Elections signal new hope. This is the beauty of democracy; power can be easily transferred from one party to the other, and mature democracies like Australia and the United States are perfect examples. The electorate can show support for an incumbent through a vote of confidence or to voice discontent through voting for the opposition. Albeit within a short history of democracy, for South Koreans, this presidential election could be the turning point in Korean politics.
With the first female President of Korea, Park Geun-Hye, being impeached on 10 March, the presidential election took place on 9 May. The title of ‘first female president’ was a signal of hope, progress and gender equality in politics. That hope has been shattered with the corruption and the bureaucratic failure of Park’s administration.

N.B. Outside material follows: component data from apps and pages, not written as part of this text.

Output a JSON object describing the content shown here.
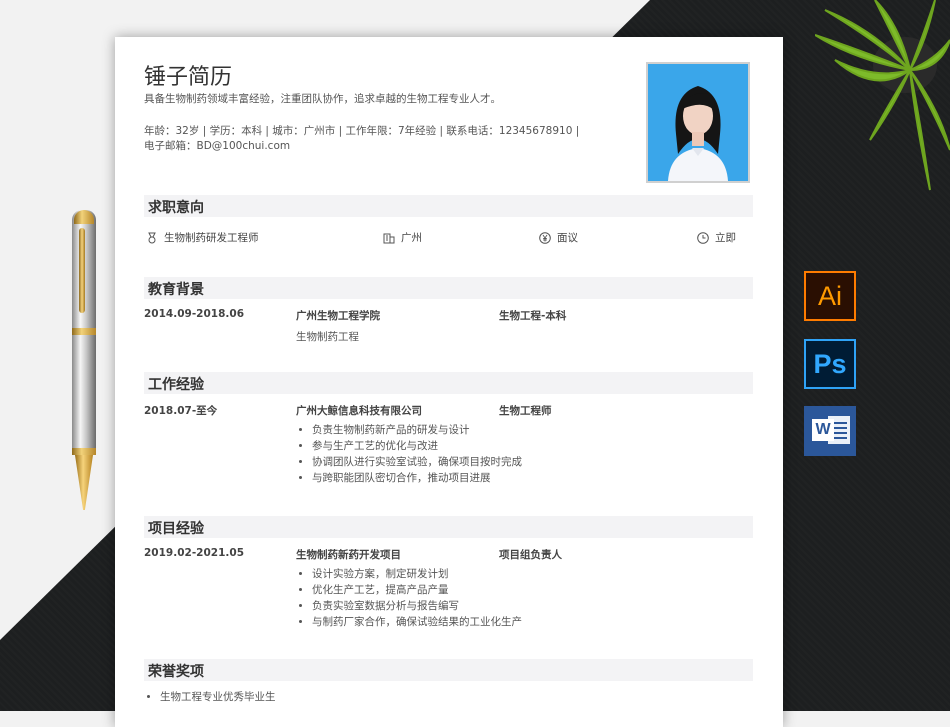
{
  "resume": {
    "name": "锤子简历",
    "summary": "具备生物制药领域丰富经验，注重团队协作，追求卓越的生物工程专业人才。",
    "info_line1": "年龄：32岁 | 学历：本科 | 城市：广州市 | 工作年限：7年经验 | 联系电话：12345678910 |",
    "info_line2": "电子邮箱：BD@100chui.com"
  },
  "sections": {
    "intent": "求职意向",
    "education": "教育背景",
    "work": "工作经验",
    "project": "项目经验",
    "awards": "荣誉奖项"
  },
  "intent": {
    "position": "生物制药研发工程师",
    "city": "广州",
    "salary": "面议",
    "availability": "立即"
  },
  "education": {
    "date": "2014.09-2018.06",
    "school": "广州生物工程学院",
    "degree": "生物工程-本科",
    "major": "生物制药工程"
  },
  "work": {
    "date": "2018.07-至今",
    "company": "广州大鲸信息科技有限公司",
    "role": "生物工程师",
    "bullets": [
      "负责生物制药新产品的研发与设计",
      "参与生产工艺的优化与改进",
      "协调团队进行实验室试验，确保项目按时完成",
      "与跨职能团队密切合作，推动项目进展"
    ]
  },
  "project": {
    "date": "2019.02-2021.05",
    "name": "生物制药新药开发项目",
    "role": "项目组负责人",
    "bullets": [
      "设计实验方案，制定研发计划",
      "优化生产工艺，提高产品产量",
      "负责实验室数据分析与报告编写",
      "与制药厂家合作，确保试验结果的工业化生产"
    ]
  },
  "awards": [
    "生物工程专业优秀毕业生"
  ],
  "apps": {
    "ai_label": "Ai",
    "ps_label": "Ps",
    "word_label": "W"
  },
  "colors": {
    "ai_border": "#ff7c00",
    "ps_border": "#2fa3f7",
    "word_bg": "#2b579a",
    "photo_bg": "#3aa6ea"
  }
}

Korean politics has traditionally been about regionalism between Honam and Yeongnam area. The former is liberal and progressive while the latter is staunchly conservative. Former president Park Geun-Hye and her father, Park Chung-hee, are from the Yeongnam area and naturally have the conservatives as the core of their supporters. However, with the strongman’s daughter falling out of politics in a disgraceful manner, it seems to have highlighted the fragility and superficiality of regional politics to the Korean electorate.
For example, the People’s Party is very strong in the Honam area, holding 23 out of 28 parliamentary seats. However, during the recent election the People Party’s presidential candidate, Ahn Cheol-soo, enjoyed support from the centre-right and conservatives. Such a phenomenon is eccentric because in the 2012 presidential elections, Ahn’s support base was largely young adults who are liberal. Perhaps it signals that Korean democracy is moving in a matured direction where it is no longer plagued by the regional rivalry, and the electorate now looks at the candidate’s’ abilities and policies. Or it could just have been conservatives’ attempts to prevent the more liberal Moon Jae-in of the Democratic Party from taking power. Nonetheless, it is undeniable that the impeachment of Park Geun-Hye signals the strength of democracy in Korea and the Korean people’s power.

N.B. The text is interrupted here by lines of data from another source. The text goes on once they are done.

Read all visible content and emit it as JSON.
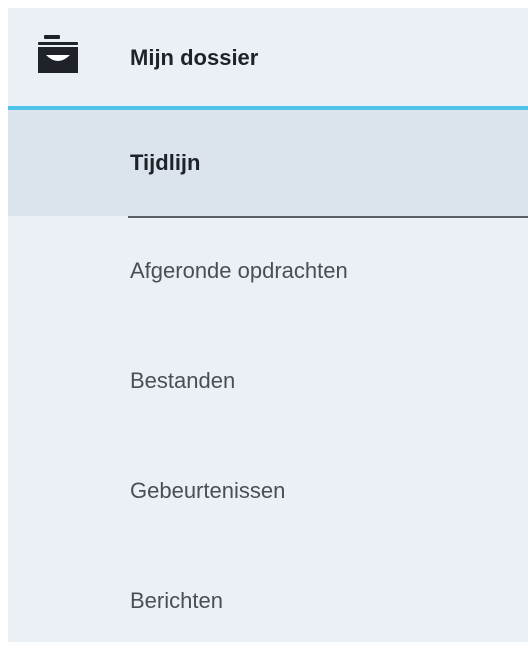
{
  "header": {
    "title": "Mijn dossier",
    "icon": "folder-icon"
  },
  "colors": {
    "panel_bg": "#eaf0f6",
    "active_bg": "#dbe4ec",
    "accent": "#4fc3ea",
    "text_strong": "#1f2329",
    "text_muted": "#4a4f56"
  },
  "nav": {
    "items": [
      {
        "label": "Tijdlijn",
        "active": true
      },
      {
        "label": "Afgeronde opdrachten",
        "active": false
      },
      {
        "label": "Bestanden",
        "active": false
      },
      {
        "label": "Gebeurtenissen",
        "active": false
      },
      {
        "label": "Berichten",
        "active": false
      }
    ]
  }
}
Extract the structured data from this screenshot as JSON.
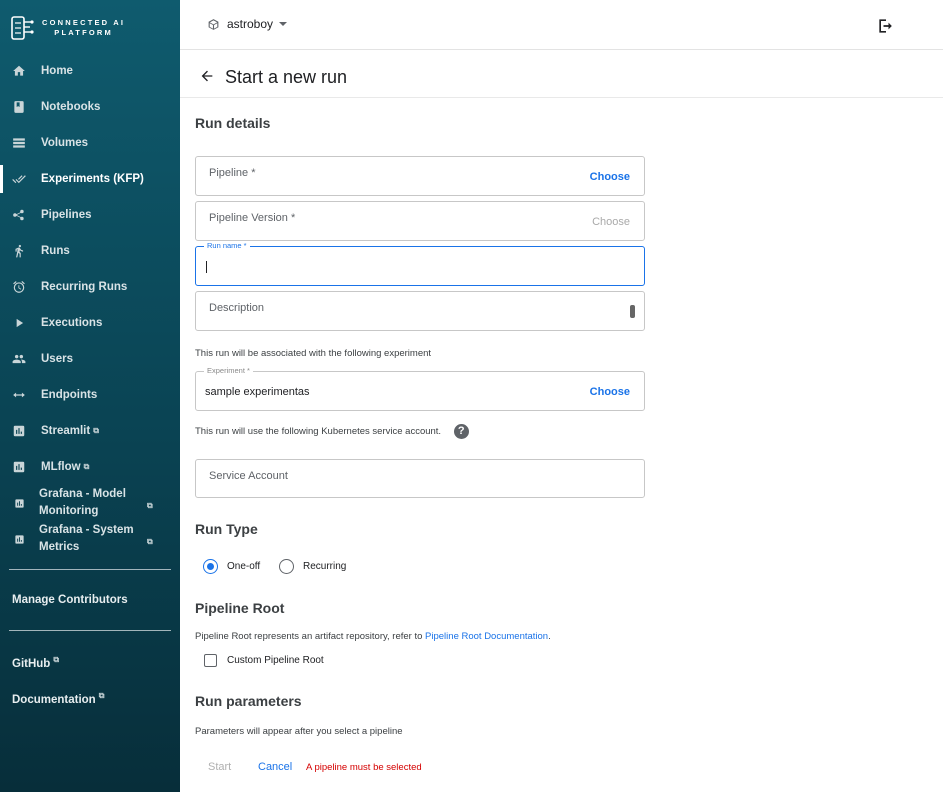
{
  "brand": {
    "line1": "CONNECTED AI",
    "line2": "PLATFORM"
  },
  "sidebar": {
    "items": [
      {
        "label": "Home",
        "icon": "home-icon"
      },
      {
        "label": "Notebooks",
        "icon": "notebook-icon"
      },
      {
        "label": "Volumes",
        "icon": "volumes-icon"
      },
      {
        "label": "Experiments (KFP)",
        "icon": "double-check-icon",
        "active": true
      },
      {
        "label": "Pipelines",
        "icon": "pipeline-icon"
      },
      {
        "label": "Runs",
        "icon": "runner-icon"
      },
      {
        "label": "Recurring Runs",
        "icon": "alarm-icon"
      },
      {
        "label": "Executions",
        "icon": "play-icon"
      },
      {
        "label": "Users",
        "icon": "users-icon"
      },
      {
        "label": "Endpoints",
        "icon": "arrows-icon"
      },
      {
        "label": "Streamlit",
        "icon": "chart-icon",
        "external": true
      },
      {
        "label": "MLflow",
        "icon": "chart-icon",
        "external": true
      },
      {
        "label": "Grafana - Model Monitoring",
        "icon": "chart-icon",
        "external": true
      },
      {
        "label": "Grafana - System Metrics",
        "icon": "chart-icon",
        "external": true
      }
    ],
    "manage_contributors": "Manage Contributors",
    "github": "GitHub",
    "documentation": "Documentation",
    "external_mark": "⧉"
  },
  "topbar": {
    "namespace": "astroboy"
  },
  "header": {
    "title": "Start a new run"
  },
  "run_details": {
    "heading": "Run details",
    "pipeline": {
      "placeholder": "Pipeline *",
      "choose": "Choose"
    },
    "pipeline_version": {
      "placeholder": "Pipeline Version *",
      "choose": "Choose"
    },
    "run_name": {
      "label": "Run name *",
      "value": ""
    },
    "description": {
      "placeholder": "Description"
    },
    "experiment_note": "This run will be associated with the following experiment",
    "experiment": {
      "label": "Experiment *",
      "value": "sample experimentas",
      "choose": "Choose"
    },
    "service_account_note": "This run will use the following Kubernetes service account.",
    "help_glyph": "?",
    "service_account": {
      "placeholder": "Service Account"
    }
  },
  "run_type": {
    "heading": "Run Type",
    "options": [
      {
        "label": "One-off",
        "selected": true
      },
      {
        "label": "Recurring",
        "selected": false
      }
    ]
  },
  "pipeline_root": {
    "heading": "Pipeline Root",
    "note": "Pipeline Root represents an artifact repository, refer to",
    "link": "Pipeline Root Documentation",
    "period": ".",
    "checkbox": "Custom Pipeline Root"
  },
  "run_parameters": {
    "heading": "Run parameters",
    "note": "Parameters will appear after you select a pipeline"
  },
  "actions": {
    "start": "Start",
    "cancel": "Cancel",
    "error": "A pipeline must be selected"
  },
  "colors": {
    "accent": "#1a73e8",
    "sidebar": "#0a4353",
    "error": "#d50000"
  }
}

President-elect Moon Jae-in being more liberal and progressive is expected to shake up South Korea’s foreign policy. Compared to the aggressive and hard-line approach against the North by the previous conservative government, Moon Jae-in is expected to take friendlier approach to Kim Jong Un and his regime, hoping to replicate the détente enjoyed in early 2000s between the liberal governments of Kim Dae-jung and Roh Moo-hyun and Kim’s father, Kim Jong Il.
Similarly, Moon will be hoping to improve relations with neighbouring China, with the issue of controversial implementation of THAAD (Terminal High Altitude Area Defense) to be tackled. Moon will also seek to re-negotiate the landmark agreement between South Korea and Japan regarding the wartime sex slaves also known as ‘comfort women’.
Moon Jae-in won the elections with 41.1 per cent of votes while runners-up Hong Jun-pyo and Ahn Cheol-soo received 24 and 21.4 per cent respectively. While one may argue that with 59 per cent of the electorate voting for another candidate Moon does not have the backing of the public, Moon had nearly 5.6 million more votes than Hong, the biggest margin in the history of democratic South Korea.
So far, Moon Jae-in’s first few days in the Blue House have been freshening and he seems to be living up to the expectations of the public – a recent survey shows that 83.8 per cent of the population feel Moon will do a good job. Another presidential election is finally over in South Korea. The electorate chose to voice its discontent with the conservative government through voting for Moon, resulting in his rise to presidency. Now it’s time for Moon to prove to the Korean electorate that they made the right decision in voting for him.